DEVELOPMENT OF NEW PROCESSES FOR EVALUATING AND IMPLEMENTING NEW IMPROVED HORTICULTURAL SUPPLY CHAINS OPERATING IN SOUTH-EAST ASIA

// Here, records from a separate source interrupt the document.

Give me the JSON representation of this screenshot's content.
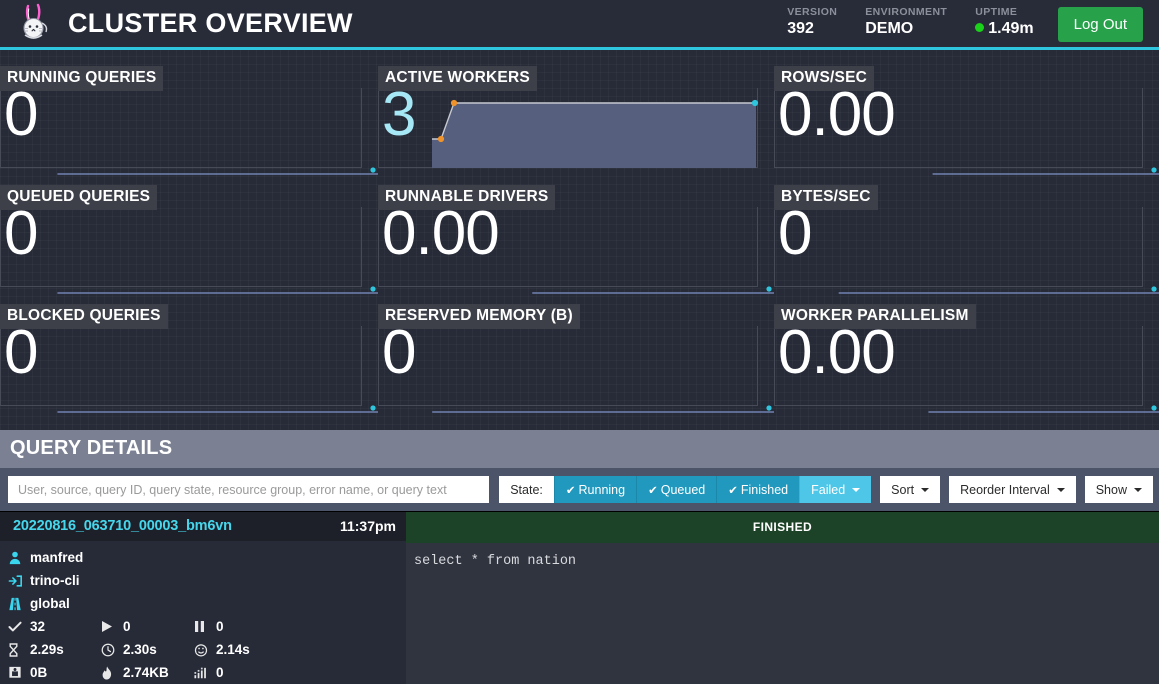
{
  "header": {
    "logo_icon": "trino-rabbit-logo",
    "title": "CLUSTER OVERVIEW",
    "stats": [
      {
        "label": "VERSION",
        "value": "392"
      },
      {
        "label": "ENVIRONMENT",
        "value": "DEMO"
      },
      {
        "label": "UPTIME",
        "value": "1.49m",
        "status_dot_color": "#19d219"
      }
    ],
    "logout_label": "Log Out",
    "accent_color": "#2ec5dd",
    "logout_color": "#27a24b"
  },
  "stat_cards": [
    {
      "label": "RUNNING QUERIES",
      "value": "0",
      "accent": false
    },
    {
      "label": "ACTIVE WORKERS",
      "value": "3",
      "accent": true
    },
    {
      "label": "ROWS/SEC",
      "value": "0.00",
      "accent": false
    },
    {
      "label": "QUEUED QUERIES",
      "value": "0",
      "accent": false
    },
    {
      "label": "RUNNABLE DRIVERS",
      "value": "0.00",
      "accent": false
    },
    {
      "label": "BYTES/SEC",
      "value": "0",
      "accent": false
    },
    {
      "label": "BLOCKED QUERIES",
      "value": "0",
      "accent": false
    },
    {
      "label": "RESERVED MEMORY (B)",
      "value": "0",
      "accent": false
    },
    {
      "label": "WORKER PARALLELISM",
      "value": "0.00",
      "accent": false
    }
  ],
  "chart_data": [
    {
      "type": "line",
      "title": "RUNNING QUERIES",
      "x": [
        0,
        1,
        2,
        3,
        4,
        5,
        6,
        7,
        8,
        9
      ],
      "values": [
        0,
        0,
        0,
        0,
        0,
        0,
        0,
        0,
        0,
        0
      ],
      "ylim": [
        0,
        1
      ],
      "grid": false,
      "legend": "none",
      "endpoint_color": "#2ec5dd"
    },
    {
      "type": "area",
      "title": "ACTIVE WORKERS",
      "x": [
        0,
        1,
        2,
        3,
        4,
        5,
        6,
        7,
        8,
        9
      ],
      "values": [
        2,
        2,
        3,
        3,
        3,
        3,
        3,
        3,
        3,
        3
      ],
      "ylim": [
        0,
        3
      ],
      "grid": false,
      "legend": "none",
      "fill_color": "#565f7d",
      "line_color": "#c6c9d1",
      "point_color": "#f0932b",
      "endpoint_color": "#2ec5dd"
    },
    {
      "type": "line",
      "title": "ROWS/SEC",
      "x": [
        0,
        1,
        2,
        3,
        4,
        5,
        6,
        7,
        8,
        9
      ],
      "values": [
        0,
        0,
        0,
        0,
        0,
        0,
        0,
        0,
        0,
        0
      ],
      "ylim": [
        0,
        1
      ],
      "grid": false,
      "legend": "none",
      "endpoint_color": "#2ec5dd"
    },
    {
      "type": "line",
      "title": "QUEUED QUERIES",
      "x": [
        0,
        1,
        2,
        3,
        4,
        5,
        6,
        7,
        8,
        9
      ],
      "values": [
        0,
        0,
        0,
        0,
        0,
        0,
        0,
        0,
        0,
        0
      ],
      "ylim": [
        0,
        1
      ],
      "grid": false,
      "legend": "none",
      "endpoint_color": "#2ec5dd"
    },
    {
      "type": "line",
      "title": "RUNNABLE DRIVERS",
      "x": [
        0,
        1,
        2,
        3,
        4,
        5,
        6,
        7,
        8,
        9
      ],
      "values": [
        0,
        0,
        0,
        0,
        0,
        0,
        0,
        0,
        0,
        0
      ],
      "ylim": [
        0,
        1
      ],
      "grid": false,
      "legend": "none",
      "endpoint_color": "#2ec5dd"
    },
    {
      "type": "line",
      "title": "BYTES/SEC",
      "x": [
        0,
        1,
        2,
        3,
        4,
        5,
        6,
        7,
        8,
        9
      ],
      "values": [
        0,
        0,
        0,
        0,
        0,
        0,
        0,
        0,
        0,
        0
      ],
      "ylim": [
        0,
        1
      ],
      "grid": false,
      "legend": "none",
      "endpoint_color": "#2ec5dd"
    },
    {
      "type": "line",
      "title": "BLOCKED QUERIES",
      "x": [
        0,
        1,
        2,
        3,
        4,
        5,
        6,
        7,
        8,
        9
      ],
      "values": [
        0,
        0,
        0,
        0,
        0,
        0,
        0,
        0,
        0,
        0
      ],
      "ylim": [
        0,
        1
      ],
      "grid": false,
      "legend": "none",
      "endpoint_color": "#2ec5dd"
    },
    {
      "type": "line",
      "title": "RESERVED MEMORY (B)",
      "x": [
        0,
        1,
        2,
        3,
        4,
        5,
        6,
        7,
        8,
        9
      ],
      "values": [
        0,
        0,
        0,
        0,
        0,
        0,
        0,
        0,
        0,
        0
      ],
      "ylim": [
        0,
        1
      ],
      "grid": false,
      "legend": "none",
      "endpoint_color": "#2ec5dd"
    },
    {
      "type": "line",
      "title": "WORKER PARALLELISM",
      "x": [
        0,
        1,
        2,
        3,
        4,
        5,
        6,
        7,
        8,
        9
      ],
      "values": [
        0,
        0,
        0,
        0,
        0,
        0,
        0,
        0,
        0,
        0
      ],
      "ylim": [
        0,
        1
      ],
      "grid": false,
      "legend": "none",
      "endpoint_color": "#2ec5dd"
    }
  ],
  "query_details": {
    "title": "QUERY DETAILS",
    "search_placeholder": "User, source, query ID, query state, resource group, error name, or query text",
    "search_value": "",
    "state_label": "State:",
    "state_buttons": [
      {
        "label": "Running",
        "checked": true,
        "style": "on"
      },
      {
        "label": "Queued",
        "checked": true,
        "style": "on"
      },
      {
        "label": "Finished",
        "checked": true,
        "style": "on"
      },
      {
        "label": "Failed",
        "checked": false,
        "style": "failed",
        "caret": true
      }
    ],
    "dropdowns": [
      {
        "label": "Sort"
      },
      {
        "label": "Reorder Interval"
      },
      {
        "label": "Show"
      }
    ],
    "rows": [
      {
        "query_id": "20220816_063710_00003_bm6vn",
        "time": "11:37pm",
        "state": "FINISHED",
        "state_color": "#1c4327",
        "user": "manfred",
        "source": "trino-cli",
        "resource_group": "global",
        "stats": [
          {
            "icon": "check-icon",
            "value": "32"
          },
          {
            "icon": "play-icon",
            "value": "0"
          },
          {
            "icon": "pause-icon",
            "value": "0"
          },
          {
            "icon": "hourglass-icon",
            "value": "2.29s"
          },
          {
            "icon": "clock-icon",
            "value": "2.30s"
          },
          {
            "icon": "stopwatch-icon",
            "value": "2.14s"
          },
          {
            "icon": "save-icon",
            "value": "0B"
          },
          {
            "icon": "fire-icon",
            "value": "2.74KB"
          },
          {
            "icon": "signal-icon",
            "value": "0"
          }
        ],
        "sql": "select * from nation"
      }
    ]
  }
}
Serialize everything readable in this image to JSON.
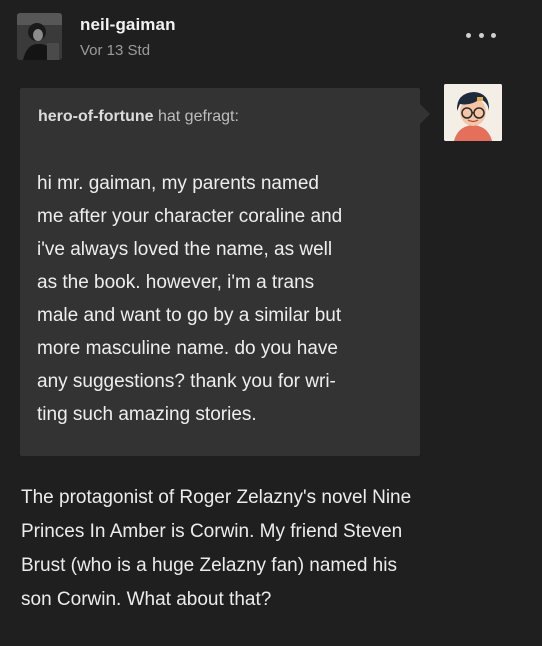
{
  "post": {
    "username": "neil-gaiman",
    "timestamp": "Vor 13 Std",
    "more_icon": "more-horizontal-icon"
  },
  "ask": {
    "asker": "hero-of-fortune",
    "asked_label": "hat gefragt:",
    "question_lines": [
      "hi mr. gaiman, my parents named",
      "me after your character coraline and",
      "i've always loved the name, as well",
      "as the book. however, i'm a trans",
      "male and want to go by a similar but",
      "more masculine name. do you have",
      "any suggestions? thank you for wri-",
      "ting such amazing stories."
    ]
  },
  "answer": {
    "lines": [
      "The protagonist of Roger Zelazny's novel Nine",
      "Princes In Amber is Corwin. My friend Steven",
      "Brust (who is a huge Zelazny fan) named his",
      "son Corwin. What about that?"
    ]
  },
  "colors": {
    "background": "#1f1f20",
    "ask_box": "#333334",
    "text": "#ececec",
    "muted": "#9b9b9b"
  }
}
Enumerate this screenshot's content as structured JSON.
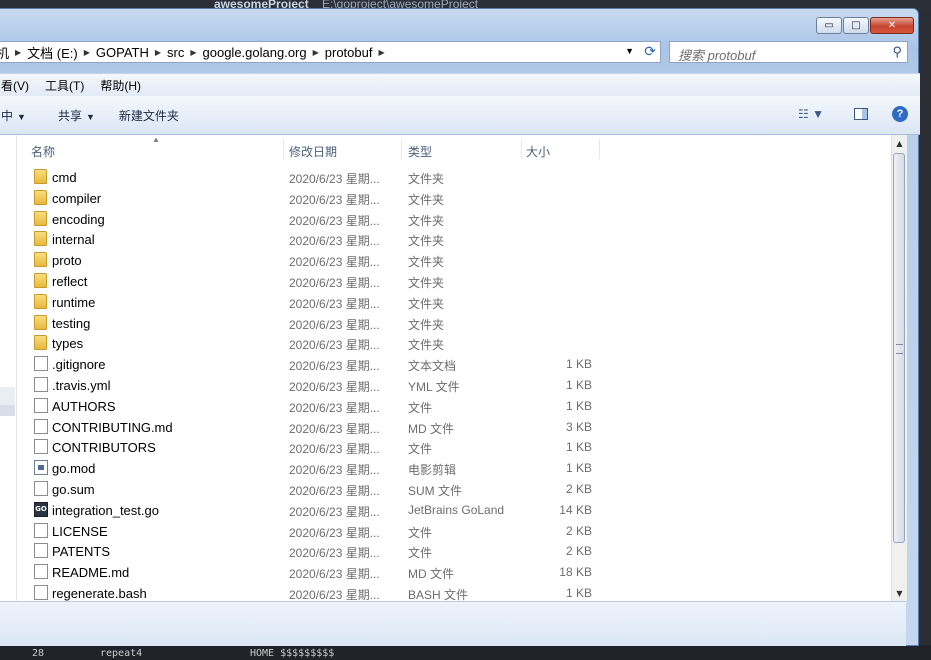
{
  "background": {
    "title": "awesomeProject",
    "path": "E:\\goproject\\awesomeProject",
    "bottom_left": "28",
    "bottom_mid": "repeat4",
    "bottom_right": "HOME $$$$$$$$$"
  },
  "window": {
    "caption_buttons": {
      "minimize": "▭",
      "maximize": "□",
      "close": "✕"
    }
  },
  "address_bar": {
    "crumbs": [
      "机",
      "文档 (E:)",
      "GOPATH",
      "src",
      "google.golang.org",
      "protobuf"
    ],
    "separator": "▶",
    "dropdown": "▼",
    "refresh": "⟳"
  },
  "search": {
    "placeholder": "搜索 protobuf",
    "icon": "search-icon"
  },
  "menu": [
    "看(V)",
    "工具(T)",
    "帮助(H)"
  ],
  "toolbar": {
    "organize": "中",
    "share": "共享",
    "new_folder": "新建文件夹",
    "view_icon": "☷",
    "help": "?"
  },
  "columns": {
    "name": "名称",
    "date": "修改日期",
    "type": "类型",
    "size": "大小"
  },
  "files": [
    {
      "name": "cmd",
      "date": "2020/6/23 星期...",
      "type": "文件夹",
      "size": "",
      "icon": "folder"
    },
    {
      "name": "compiler",
      "date": "2020/6/23 星期...",
      "type": "文件夹",
      "size": "",
      "icon": "folder"
    },
    {
      "name": "encoding",
      "date": "2020/6/23 星期...",
      "type": "文件夹",
      "size": "",
      "icon": "folder"
    },
    {
      "name": "internal",
      "date": "2020/6/23 星期...",
      "type": "文件夹",
      "size": "",
      "icon": "folder"
    },
    {
      "name": "proto",
      "date": "2020/6/23 星期...",
      "type": "文件夹",
      "size": "",
      "icon": "folder"
    },
    {
      "name": "reflect",
      "date": "2020/6/23 星期...",
      "type": "文件夹",
      "size": "",
      "icon": "folder"
    },
    {
      "name": "runtime",
      "date": "2020/6/23 星期...",
      "type": "文件夹",
      "size": "",
      "icon": "folder"
    },
    {
      "name": "testing",
      "date": "2020/6/23 星期...",
      "type": "文件夹",
      "size": "",
      "icon": "folder"
    },
    {
      "name": "types",
      "date": "2020/6/23 星期...",
      "type": "文件夹",
      "size": "",
      "icon": "folder"
    },
    {
      "name": ".gitignore",
      "date": "2020/6/23 星期...",
      "type": "文本文档",
      "size": "1 KB",
      "icon": "file"
    },
    {
      "name": ".travis.yml",
      "date": "2020/6/23 星期...",
      "type": "YML 文件",
      "size": "1 KB",
      "icon": "file"
    },
    {
      "name": "AUTHORS",
      "date": "2020/6/23 星期...",
      "type": "文件",
      "size": "1 KB",
      "icon": "file"
    },
    {
      "name": "CONTRIBUTING.md",
      "date": "2020/6/23 星期...",
      "type": "MD 文件",
      "size": "3 KB",
      "icon": "file"
    },
    {
      "name": "CONTRIBUTORS",
      "date": "2020/6/23 星期...",
      "type": "文件",
      "size": "1 KB",
      "icon": "file"
    },
    {
      "name": "go.mod",
      "date": "2020/6/23 星期...",
      "type": "电影剪辑",
      "size": "1 KB",
      "icon": "media"
    },
    {
      "name": "go.sum",
      "date": "2020/6/23 星期...",
      "type": "SUM 文件",
      "size": "2 KB",
      "icon": "file"
    },
    {
      "name": "integration_test.go",
      "date": "2020/6/23 星期...",
      "type": "JetBrains GoLand",
      "size": "14 KB",
      "icon": "go"
    },
    {
      "name": "LICENSE",
      "date": "2020/6/23 星期...",
      "type": "文件",
      "size": "2 KB",
      "icon": "file"
    },
    {
      "name": "PATENTS",
      "date": "2020/6/23 星期...",
      "type": "文件",
      "size": "2 KB",
      "icon": "file"
    },
    {
      "name": "README.md",
      "date": "2020/6/23 星期...",
      "type": "MD 文件",
      "size": "18 KB",
      "icon": "file"
    },
    {
      "name": "regenerate.bash",
      "date": "2020/6/23 星期...",
      "type": "BASH 文件",
      "size": "1 KB",
      "icon": "file"
    }
  ]
}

We have developed a new process to assist farmers, traders and extension agents to improve horticultural supply chain practices in the transitional economies in South East Asia. In South East Asia, 30% of the total population live below the poverty line. Over 80% are involved in agriculture. Globally, consumer concerns on food safety and product quality have led to the implementation of new food safety systems, but implementing these quality assurance systems is resource demanding, time consuming and expensive for farmers. Many major retailers have implemented their own quality assurance and product standards leading many farmers, collector agents, traders and exporters to believe that this is a means of excluding them from higher value markets. Compared with developed countries, supply chains in the transitional economies are longer, often including twice as many participants, and are based on traditional practices which are difficult to change. Targeted training can however support improved performance outcomes for both small-scale farmers and downstream supply chain partners. We have been assisting mango and pomelo farmers in the Mekong Delta of Vietnam and stone fruit farmers in the mountainous regions of Vietnam, Thailand and Lao PDR to evaluate their existing supply chains and develop new improved supply chains. This paper discusses the processes we have used to improve the performance of supply chains for these groups of farmers.
Nissen, R.J., George, A.P., Hofman, P., Tucker, B. and Rankin, M. (2008). DEVELOPMENT OF NEW PROCESSES FOR EVALUATING AND IMPLEMENTING NEW IMPROVED HORTICULTURAL SUPPLY CHAINS OPERATING IN SOUTH-EAST ASIA. Acta Hortic. 794, 269-276
supply chain, strategic planning process, fundamentals of supply chains, participatory action learning (PAL), relationships